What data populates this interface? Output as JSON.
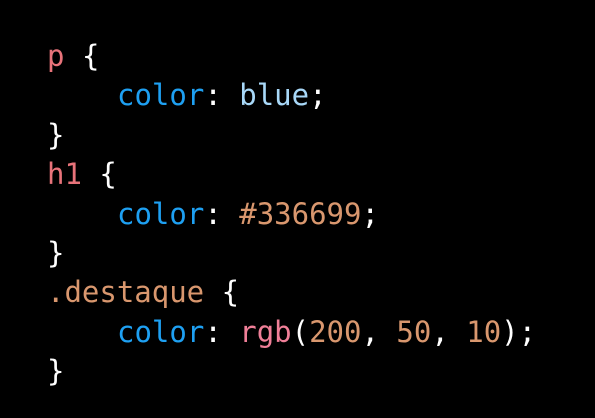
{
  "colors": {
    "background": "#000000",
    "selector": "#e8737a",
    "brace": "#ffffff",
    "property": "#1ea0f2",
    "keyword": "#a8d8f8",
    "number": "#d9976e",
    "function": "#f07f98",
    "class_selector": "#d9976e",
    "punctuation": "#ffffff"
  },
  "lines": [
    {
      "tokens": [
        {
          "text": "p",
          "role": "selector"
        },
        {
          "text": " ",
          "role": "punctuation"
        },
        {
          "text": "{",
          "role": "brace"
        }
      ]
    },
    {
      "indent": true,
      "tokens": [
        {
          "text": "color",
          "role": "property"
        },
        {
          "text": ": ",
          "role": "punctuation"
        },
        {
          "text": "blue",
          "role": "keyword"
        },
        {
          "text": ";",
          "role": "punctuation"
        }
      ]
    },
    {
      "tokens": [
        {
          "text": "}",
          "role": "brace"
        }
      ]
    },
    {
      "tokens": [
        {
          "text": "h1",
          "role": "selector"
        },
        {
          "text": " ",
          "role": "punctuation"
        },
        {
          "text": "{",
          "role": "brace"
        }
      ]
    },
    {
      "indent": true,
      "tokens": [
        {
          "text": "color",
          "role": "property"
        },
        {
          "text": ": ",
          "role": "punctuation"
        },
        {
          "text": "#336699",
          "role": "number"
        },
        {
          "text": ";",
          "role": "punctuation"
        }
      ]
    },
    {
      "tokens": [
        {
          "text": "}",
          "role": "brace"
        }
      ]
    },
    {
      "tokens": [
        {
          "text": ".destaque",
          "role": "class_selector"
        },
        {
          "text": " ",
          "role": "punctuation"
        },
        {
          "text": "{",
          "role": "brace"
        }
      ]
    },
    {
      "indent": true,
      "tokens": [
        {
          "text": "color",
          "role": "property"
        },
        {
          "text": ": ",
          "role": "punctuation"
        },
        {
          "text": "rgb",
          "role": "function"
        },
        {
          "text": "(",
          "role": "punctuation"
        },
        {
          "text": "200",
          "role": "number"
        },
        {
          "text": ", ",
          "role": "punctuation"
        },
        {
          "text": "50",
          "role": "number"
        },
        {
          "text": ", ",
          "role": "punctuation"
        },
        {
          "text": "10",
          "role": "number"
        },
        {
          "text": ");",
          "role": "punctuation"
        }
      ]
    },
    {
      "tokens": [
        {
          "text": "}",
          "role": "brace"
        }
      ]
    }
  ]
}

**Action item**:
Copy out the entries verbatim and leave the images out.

**Problem solution**:
What data populates this interface? Output as JSON.
{
  "colors": {
    "background": "#000000",
    "selector": "#e8737a",
    "brace": "#ffffff",
    "property": "#1ea0f2",
    "keyword": "#a8d8f8",
    "number": "#d9976e",
    "function": "#f07f98",
    "class_selector": "#d9976e",
    "punctuation": "#ffffff"
  },
  "lines": [
    {
      "tokens": [
        {
          "text": "p",
          "role": "selector"
        },
        {
          "text": " ",
          "role": "punctuation"
        },
        {
          "text": "{",
          "role": "brace"
        }
      ]
    },
    {
      "indent": true,
      "tokens": [
        {
          "text": "color",
          "role": "property"
        },
        {
          "text": ": ",
          "role": "punctuation"
        },
        {
          "text": "blue",
          "role": "keyword"
        },
        {
          "text": ";",
          "role": "punctuation"
        }
      ]
    },
    {
      "tokens": [
        {
          "text": "}",
          "role": "brace"
        }
      ]
    },
    {
      "tokens": [
        {
          "text": "h1",
          "role": "selector"
        },
        {
          "text": " ",
          "role": "punctuation"
        },
        {
          "text": "{",
          "role": "brace"
        }
      ]
    },
    {
      "indent": true,
      "tokens": [
        {
          "text": "color",
          "role": "property"
        },
        {
          "text": ": ",
          "role": "punctuation"
        },
        {
          "text": "#336699",
          "role": "number"
        },
        {
          "text": ";",
          "role": "punctuation"
        }
      ]
    },
    {
      "tokens": [
        {
          "text": "}",
          "role": "brace"
        }
      ]
    },
    {
      "tokens": [
        {
          "text": ".destaque",
          "role": "class_selector"
        },
        {
          "text": " ",
          "role": "punctuation"
        },
        {
          "text": "{",
          "role": "brace"
        }
      ]
    },
    {
      "indent": true,
      "tokens": [
        {
          "text": "color",
          "role": "property"
        },
        {
          "text": ": ",
          "role": "punctuation"
        },
        {
          "text": "rgb",
          "role": "function"
        },
        {
          "text": "(",
          "role": "punctuation"
        },
        {
          "text": "200",
          "role": "number"
        },
        {
          "text": ", ",
          "role": "punctuation"
        },
        {
          "text": "50",
          "role": "number"
        },
        {
          "text": ", ",
          "role": "punctuation"
        },
        {
          "text": "10",
          "role": "number"
        },
        {
          "text": ");",
          "role": "punctuation"
        }
      ]
    },
    {
      "tokens": [
        {
          "text": "}",
          "role": "brace"
        }
      ]
    }
  ]
}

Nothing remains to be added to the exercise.